The notion of writing about one, or about just a few children, was a similar impulse.
It's impossible to care about 12 million of anything. Human beings simply aren't wired to process data to this extent.
But we are very well prepared to understand one or two or half-a-dozen stories. My own family has ducked behind the big numbers by bringing a few children home; my book sneaks past the big numbers by making the intimate acquaintance of one foster mother, and observing the gales of child-life blowing back and forth across her dusty compound.
On my first return visit to Addis Ababa after the book was completed, I prepared to enjoy the children's company without relentlessly noting, memorizing, listening closer, gathering.
In the five years I'd been traveling to Ethiopia ? in the three years that I became a regular visitor to the little orphanage hidden within tall corrugated-tin walls ? I dragged camera bags large and small, notebooks and pens, briefcases and backpacks.

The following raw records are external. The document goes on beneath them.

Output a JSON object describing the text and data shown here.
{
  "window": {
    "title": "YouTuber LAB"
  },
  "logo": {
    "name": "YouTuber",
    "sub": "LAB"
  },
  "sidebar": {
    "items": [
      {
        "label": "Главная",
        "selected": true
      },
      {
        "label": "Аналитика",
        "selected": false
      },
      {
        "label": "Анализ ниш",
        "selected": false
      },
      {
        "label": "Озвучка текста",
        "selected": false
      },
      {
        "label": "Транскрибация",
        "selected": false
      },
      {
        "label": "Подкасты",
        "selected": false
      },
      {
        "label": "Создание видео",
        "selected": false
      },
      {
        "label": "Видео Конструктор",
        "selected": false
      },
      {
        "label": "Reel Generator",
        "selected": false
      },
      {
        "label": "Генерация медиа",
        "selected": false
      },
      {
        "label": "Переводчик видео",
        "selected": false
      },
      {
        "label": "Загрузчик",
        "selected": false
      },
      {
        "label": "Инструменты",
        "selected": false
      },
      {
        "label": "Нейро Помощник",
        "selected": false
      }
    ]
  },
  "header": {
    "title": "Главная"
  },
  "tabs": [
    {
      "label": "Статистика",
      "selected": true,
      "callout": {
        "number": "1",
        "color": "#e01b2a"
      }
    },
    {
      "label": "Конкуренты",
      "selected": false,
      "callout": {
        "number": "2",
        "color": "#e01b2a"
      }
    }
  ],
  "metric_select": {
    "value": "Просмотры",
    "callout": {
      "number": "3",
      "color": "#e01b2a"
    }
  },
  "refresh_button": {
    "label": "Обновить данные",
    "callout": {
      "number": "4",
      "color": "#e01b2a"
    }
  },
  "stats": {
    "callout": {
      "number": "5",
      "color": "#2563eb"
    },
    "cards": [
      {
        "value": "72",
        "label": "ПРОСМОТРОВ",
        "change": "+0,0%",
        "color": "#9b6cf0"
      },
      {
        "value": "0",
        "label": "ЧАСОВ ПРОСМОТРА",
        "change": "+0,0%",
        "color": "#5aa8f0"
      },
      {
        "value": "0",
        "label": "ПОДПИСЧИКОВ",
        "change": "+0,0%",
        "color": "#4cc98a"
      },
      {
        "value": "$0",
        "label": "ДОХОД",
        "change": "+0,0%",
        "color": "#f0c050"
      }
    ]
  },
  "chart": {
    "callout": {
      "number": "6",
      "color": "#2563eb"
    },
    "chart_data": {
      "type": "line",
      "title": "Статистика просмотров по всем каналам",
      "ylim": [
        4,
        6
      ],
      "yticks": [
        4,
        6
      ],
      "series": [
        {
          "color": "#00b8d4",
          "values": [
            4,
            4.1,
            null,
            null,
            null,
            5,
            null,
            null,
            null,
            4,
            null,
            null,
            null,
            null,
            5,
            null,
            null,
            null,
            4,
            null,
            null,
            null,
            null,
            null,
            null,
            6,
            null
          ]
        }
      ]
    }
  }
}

This time, I thought, I will just live among them. I will just be.
But I found, this past July, that it isn't easy to turn off the internal journalistic mechanisms of watching and noting. Everywhere I turned, there were scenes; every toddler, raising its arms to be lifted, came with a story. Every glance down the road told my trained eye that all was not normal here; this ancient and handsome country was under siege. Against my own intentions, I gathered scenes and anecdotes.

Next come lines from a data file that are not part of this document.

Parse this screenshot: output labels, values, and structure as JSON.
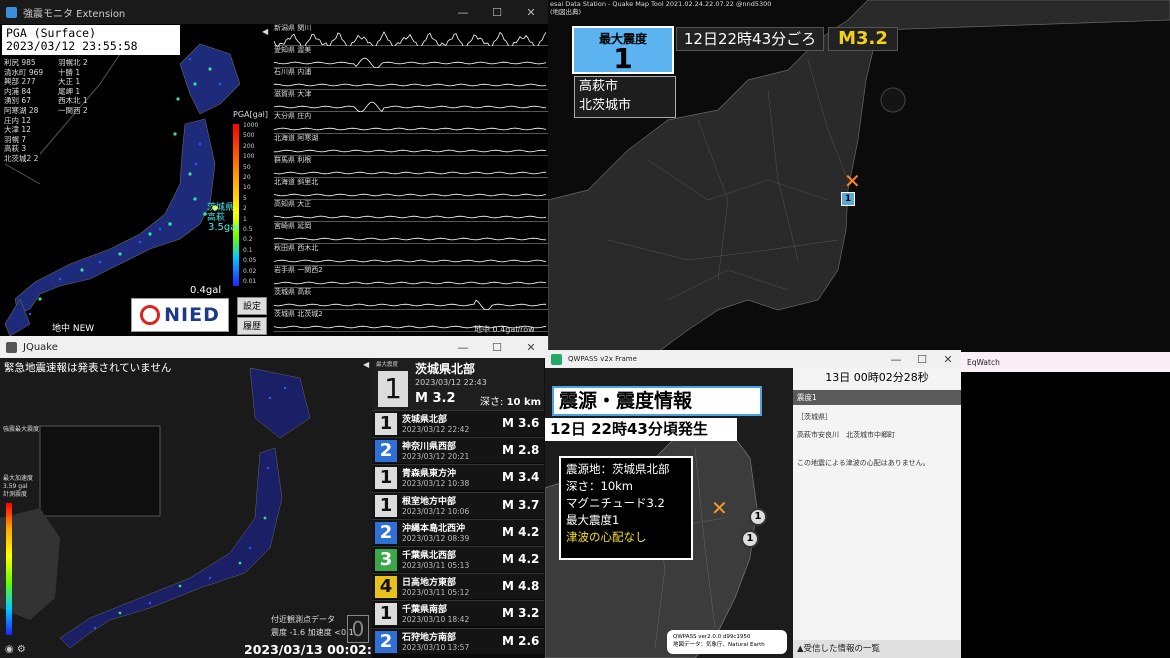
{
  "kyoshin": {
    "title": "強震モニタ Extension",
    "pga_title": "PGA (Surface)",
    "datetime": "2023/03/12 23:55:58",
    "stations": [
      "利尻 985",
      "羽幌北 2",
      "清水町 969",
      "十勝 1",
      "興部 277",
      "大正 1",
      "内浦 84",
      "尾岬 1",
      "湧別 67",
      "西木北 1",
      "阿寒湖 28",
      "一関西 2",
      "庄内 12",
      "",
      "大津 12",
      "",
      "羽幌 7",
      "",
      "高萩 3",
      "",
      "北茨城2 2",
      ""
    ],
    "scale_title": "PGA[gal]",
    "scale_ticks": [
      "1000",
      "500",
      "200",
      "100",
      "50",
      "20",
      "10",
      "5",
      "2",
      "1",
      "0.5",
      "0.2",
      "0.1",
      "0.05",
      "0.02",
      "0.01"
    ],
    "highlight_name": "茨城県\n高萩",
    "highlight_val": "3.5gal",
    "gal_value": "0.4gal",
    "logo": "NIED",
    "btn_settings": "設定",
    "btn_history": "履歴",
    "mode": "地中 NEW",
    "per_row": "地中 0.4gal/row",
    "wave_labels": [
      "新潟県 関川",
      "愛知県 渥美",
      "石川県 内浦",
      "滋賀県 大津",
      "大分県 庄内",
      "北海道 阿寒湖",
      "群馬県 利根",
      "北海道 斜里北",
      "高知県 大正",
      "宮崎県 延岡",
      "秋田県 西木北",
      "岩手県 一関西2",
      "茨城県 高萩",
      "茨城県 北茨城2"
    ]
  },
  "quake_map": {
    "header": "esai Data Station - Quake Map Tool 2021.02.24.22.07.22 @nnd5300\n(地図出典)",
    "max_label": "最大震度",
    "max_value": "1",
    "time": "12日22時43分ごろ",
    "magnitude": "M3.2",
    "areas": [
      "高萩市",
      "北茨城市"
    ],
    "epicenter_mark": "✕",
    "intensity_mark": "1"
  },
  "jquake": {
    "title": "JQuake",
    "eew_status": "緊急地震速報は発表されていません",
    "legend1": "強震最大震度",
    "legend2": "最大加速度\n3.59 gal\n計測震度",
    "near_title": "付近観測点データ",
    "near_values": "震度 -1.6  加速度 <0.1",
    "near_box": "0",
    "clock": "2023/03/13 00:02:26",
    "top": {
      "label": "最大震度",
      "int": "1",
      "region": "茨城県北部",
      "date": "2023/03/12 22:43",
      "mag": "M 3.2",
      "depth_label": "深さ:",
      "depth": "10 km"
    },
    "list": [
      {
        "int": "1",
        "region": "茨城県北部",
        "date": "2023/03/12 22:42",
        "mag": "M 3.6",
        "color": "#dcdcdc"
      },
      {
        "int": "2",
        "region": "神奈川県西部",
        "date": "2023/03/12 20:21",
        "mag": "M 2.8",
        "color": "#2f6fd6"
      },
      {
        "int": "1",
        "region": "青森県東方沖",
        "date": "2023/03/12 10:38",
        "mag": "M 3.4",
        "color": "#dcdcdc"
      },
      {
        "int": "1",
        "region": "根室地方中部",
        "date": "2023/03/12 10:06",
        "mag": "M 3.7",
        "color": "#dcdcdc"
      },
      {
        "int": "2",
        "region": "沖縄本島北西沖",
        "date": "2023/03/12 08:39",
        "mag": "M 4.2",
        "color": "#2f6fd6"
      },
      {
        "int": "3",
        "region": "千葉県北西部",
        "date": "2023/03/11 05:13",
        "mag": "M 4.2",
        "color": "#3aa84a"
      },
      {
        "int": "4",
        "region": "日高地方東部",
        "date": "2023/03/11 05:12",
        "mag": "M 4.8",
        "color": "#e8c21c"
      },
      {
        "int": "1",
        "region": "千葉県南部",
        "date": "2023/03/10 18:42",
        "mag": "M 3.2",
        "color": "#dcdcdc"
      },
      {
        "int": "2",
        "region": "石狩地方南部",
        "date": "2023/03/10 13:57",
        "mag": "M 2.6",
        "color": "#2f6fd6"
      }
    ]
  },
  "qwpass": {
    "title": "QWPASS v2x Frame",
    "heading": "震源・震度情報",
    "occurred": "12日 22時43分頃発生",
    "lines": [
      "震源地：茨城県北部",
      "深さ：10km",
      "マグニチュード3.2",
      "最大震度1"
    ],
    "tsunami": "津波の心配なし",
    "credit1": "QWPASS ver2.0.0 d99c1950",
    "credit2": "地図データ：気象庁、Natural Earth",
    "side_clock": "13日 00時02分28秒",
    "side_header": "震度1",
    "side_pref": "［茨城県］",
    "side_city": "高萩市安良川　北茨城市中郷町",
    "side_tsunami": "この地震による津波の心配はありません。",
    "side_footer": "▲受信した情報の一覧",
    "circle": "1",
    "x": "✕"
  },
  "eqwatch": {
    "title": "EqWatch"
  }
}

Two beggars held down regular spots on the muddy shoulder of the road across from my small hotel. Every morning, I opened the curtains and they were there, squatting between the paved road and a line of parked transport trucks.
In hot sunshine or grey downpour, the two young women ? in flip-flops and long shawls ? were there. One nursed a baby while keeping her four-year-old son away from speeding cars; the other had a son of about three. The women squatted ten yards apart, in competition for the occasional hand-out from strangers. Two of the truck's tires had no hubcaps, and each little boy had claimed a truck tire as his hide-out. Each climbed up into the tire wheel and played that it was a fort, or reclined to enjoy the view, or had a bite of lunch.

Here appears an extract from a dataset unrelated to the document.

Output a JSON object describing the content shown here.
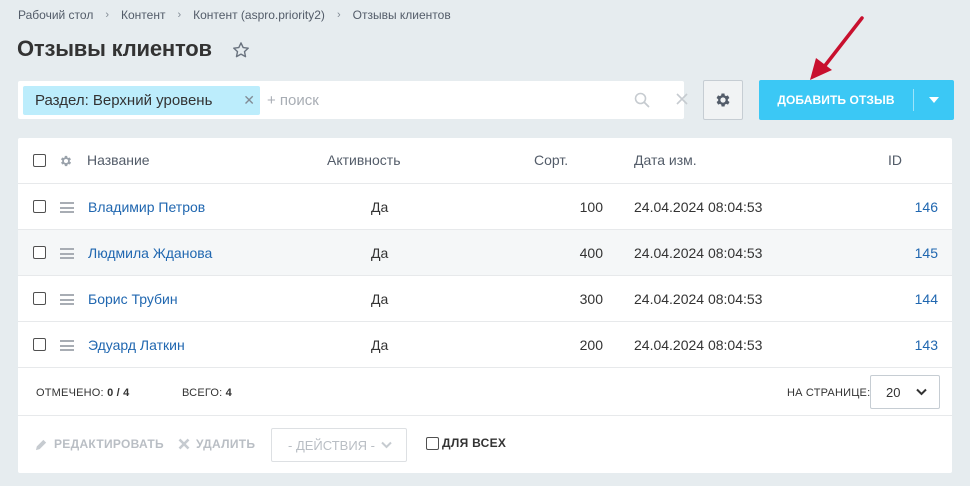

One morning, I heard crying in the street. I ran to the window and saw what had happened: the four-year-old had usurped the three-year-old’s tire. While the younger boy stomped about screaming, the older boy ignored him. I saw the young women look at each other. They stood up and met halfway. Gently they extricated the hijacker and showed him to his tire; they restored the displaced boy to his rightful tire. Then they stood chatting, one with a baby on her hip. They looked like young mothers at a playground or a preschool anywhere in the world.
Statistics suggest they were likely widows of AIDS, both possibly HIV-positive. One, two, or all three of their children might be HIV-positive as well. Once they had been housewives or had had jobs; widowhood, stigma, and weakness had deprived them of their livelihoods. They visited together for another moment, before the obligations of earning a living drew each back to her accustomed spot in the mud, where she resumed squatting and begging.
When I think of those big numbers now ? the 12 million ? the 12 followed by six zeroes ? I see those zeroes as the huge tires of a cross-continental truck. Inside the wheel of each of those tremendous zeroes, a little boy or girl is playing.
BUT NO FERRETS
"How can it be possible," my children are asking, "that all these years, whenever we ask if we can have a ferret, you say, 'No, they're too much trouble,' but when Lee calls from Ethiopia to ask if we can have two more brothers, you say 'OK'!?"
"That is odd," I have to agree.
"And they’re really coming, Daniel and Yosef?"
"Yes, they're coming."
"So, can we have a ferret?"
"They're too much trouble."